Problem statement:
Every record below must be retyped exactly, with the pictures left out.

[Provided entries Boundary: Start]

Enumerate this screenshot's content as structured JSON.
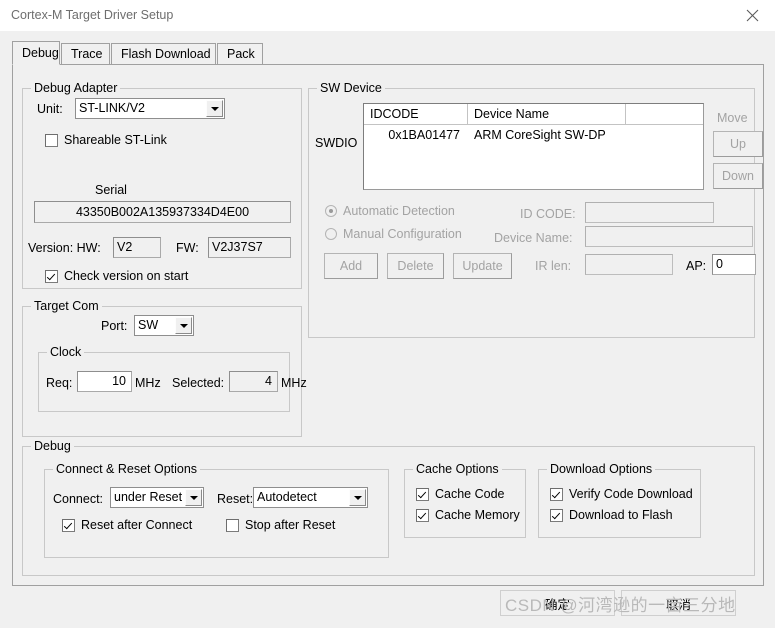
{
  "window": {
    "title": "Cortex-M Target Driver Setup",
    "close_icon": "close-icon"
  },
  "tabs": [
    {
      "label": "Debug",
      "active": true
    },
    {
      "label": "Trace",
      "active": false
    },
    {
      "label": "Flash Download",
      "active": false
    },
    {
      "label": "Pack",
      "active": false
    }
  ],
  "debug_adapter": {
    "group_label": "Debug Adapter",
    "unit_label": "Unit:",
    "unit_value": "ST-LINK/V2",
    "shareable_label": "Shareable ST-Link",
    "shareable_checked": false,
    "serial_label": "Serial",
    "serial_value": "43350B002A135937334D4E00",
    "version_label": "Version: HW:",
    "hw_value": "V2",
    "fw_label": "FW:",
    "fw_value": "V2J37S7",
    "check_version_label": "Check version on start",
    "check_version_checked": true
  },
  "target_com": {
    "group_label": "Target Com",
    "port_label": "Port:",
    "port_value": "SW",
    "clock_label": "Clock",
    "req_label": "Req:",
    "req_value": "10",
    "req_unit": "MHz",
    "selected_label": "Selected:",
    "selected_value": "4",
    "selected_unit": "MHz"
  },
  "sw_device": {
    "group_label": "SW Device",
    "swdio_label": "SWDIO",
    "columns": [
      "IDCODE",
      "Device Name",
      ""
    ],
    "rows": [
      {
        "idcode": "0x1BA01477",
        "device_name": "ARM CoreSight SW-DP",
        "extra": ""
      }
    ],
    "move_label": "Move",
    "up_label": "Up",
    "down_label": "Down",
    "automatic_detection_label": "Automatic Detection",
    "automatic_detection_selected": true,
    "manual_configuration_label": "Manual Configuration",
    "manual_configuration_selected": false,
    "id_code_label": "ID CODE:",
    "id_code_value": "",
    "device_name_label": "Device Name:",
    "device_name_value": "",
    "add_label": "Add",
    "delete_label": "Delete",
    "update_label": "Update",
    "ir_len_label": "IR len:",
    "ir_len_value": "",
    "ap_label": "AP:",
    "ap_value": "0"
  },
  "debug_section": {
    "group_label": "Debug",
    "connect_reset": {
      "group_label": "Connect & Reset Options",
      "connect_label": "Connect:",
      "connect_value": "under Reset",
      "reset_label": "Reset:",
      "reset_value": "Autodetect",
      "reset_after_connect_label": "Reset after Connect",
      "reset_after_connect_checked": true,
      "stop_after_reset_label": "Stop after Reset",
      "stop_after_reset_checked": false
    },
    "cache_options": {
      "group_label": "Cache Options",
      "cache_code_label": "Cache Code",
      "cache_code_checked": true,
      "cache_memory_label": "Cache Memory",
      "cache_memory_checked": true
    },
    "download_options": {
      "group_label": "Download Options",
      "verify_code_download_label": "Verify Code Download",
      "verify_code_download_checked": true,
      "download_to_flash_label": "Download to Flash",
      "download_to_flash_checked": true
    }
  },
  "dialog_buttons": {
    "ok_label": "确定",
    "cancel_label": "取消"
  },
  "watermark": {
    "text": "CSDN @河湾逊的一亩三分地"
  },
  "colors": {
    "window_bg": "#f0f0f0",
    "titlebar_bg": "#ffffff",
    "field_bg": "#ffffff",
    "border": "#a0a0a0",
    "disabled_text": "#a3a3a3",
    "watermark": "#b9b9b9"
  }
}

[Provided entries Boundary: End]

Task result:
Enumerate this screenshot's content as structured JSON.
{
  "window": {
    "title": "Cortex-M Target Driver Setup",
    "close_icon": "close-icon"
  },
  "tabs": [
    {
      "label": "Debug",
      "active": true
    },
    {
      "label": "Trace",
      "active": false
    },
    {
      "label": "Flash Download",
      "active": false
    },
    {
      "label": "Pack",
      "active": false
    }
  ],
  "debug_adapter": {
    "group_label": "Debug Adapter",
    "unit_label": "Unit:",
    "unit_value": "ST-LINK/V2",
    "shareable_label": "Shareable ST-Link",
    "shareable_checked": false,
    "serial_label": "Serial",
    "serial_value": "43350B002A135937334D4E00",
    "version_label": "Version: HW:",
    "hw_value": "V2",
    "fw_label": "FW:",
    "fw_value": "V2J37S7",
    "check_version_label": "Check version on start",
    "check_version_checked": true
  },
  "target_com": {
    "group_label": "Target Com",
    "port_label": "Port:",
    "port_value": "SW",
    "clock_label": "Clock",
    "req_label": "Req:",
    "req_value": "10",
    "req_unit": "MHz",
    "selected_label": "Selected:",
    "selected_value": "4",
    "selected_unit": "MHz"
  },
  "sw_device": {
    "group_label": "SW Device",
    "swdio_label": "SWDIO",
    "columns": [
      "IDCODE",
      "Device Name",
      ""
    ],
    "rows": [
      {
        "idcode": "0x1BA01477",
        "device_name": "ARM CoreSight SW-DP",
        "extra": ""
      }
    ],
    "move_label": "Move",
    "up_label": "Up",
    "down_label": "Down",
    "automatic_detection_label": "Automatic Detection",
    "automatic_detection_selected": true,
    "manual_configuration_label": "Manual Configuration",
    "manual_configuration_selected": false,
    "id_code_label": "ID CODE:",
    "id_code_value": "",
    "device_name_label": "Device Name:",
    "device_name_value": "",
    "add_label": "Add",
    "delete_label": "Delete",
    "update_label": "Update",
    "ir_len_label": "IR len:",
    "ir_len_value": "",
    "ap_label": "AP:",
    "ap_value": "0"
  },
  "debug_section": {
    "group_label": "Debug",
    "connect_reset": {
      "group_label": "Connect & Reset Options",
      "connect_label": "Connect:",
      "connect_value": "under Reset",
      "reset_label": "Reset:",
      "reset_value": "Autodetect",
      "reset_after_connect_label": "Reset after Connect",
      "reset_after_connect_checked": true,
      "stop_after_reset_label": "Stop after Reset",
      "stop_after_reset_checked": false
    },
    "cache_options": {
      "group_label": "Cache Options",
      "cache_code_label": "Cache Code",
      "cache_code_checked": true,
      "cache_memory_label": "Cache Memory",
      "cache_memory_checked": true
    },
    "download_options": {
      "group_label": "Download Options",
      "verify_code_download_label": "Verify Code Download",
      "verify_code_download_checked": true,
      "download_to_flash_label": "Download to Flash",
      "download_to_flash_checked": true
    }
  },
  "dialog_buttons": {
    "ok_label": "确定",
    "cancel_label": "取消"
  },
  "watermark": {
    "text": "CSDN @河湾逊的一亩三分地"
  },
  "colors": {
    "window_bg": "#f0f0f0",
    "titlebar_bg": "#ffffff",
    "field_bg": "#ffffff",
    "border": "#a0a0a0",
    "disabled_text": "#a3a3a3",
    "watermark": "#b9b9b9"
  }
}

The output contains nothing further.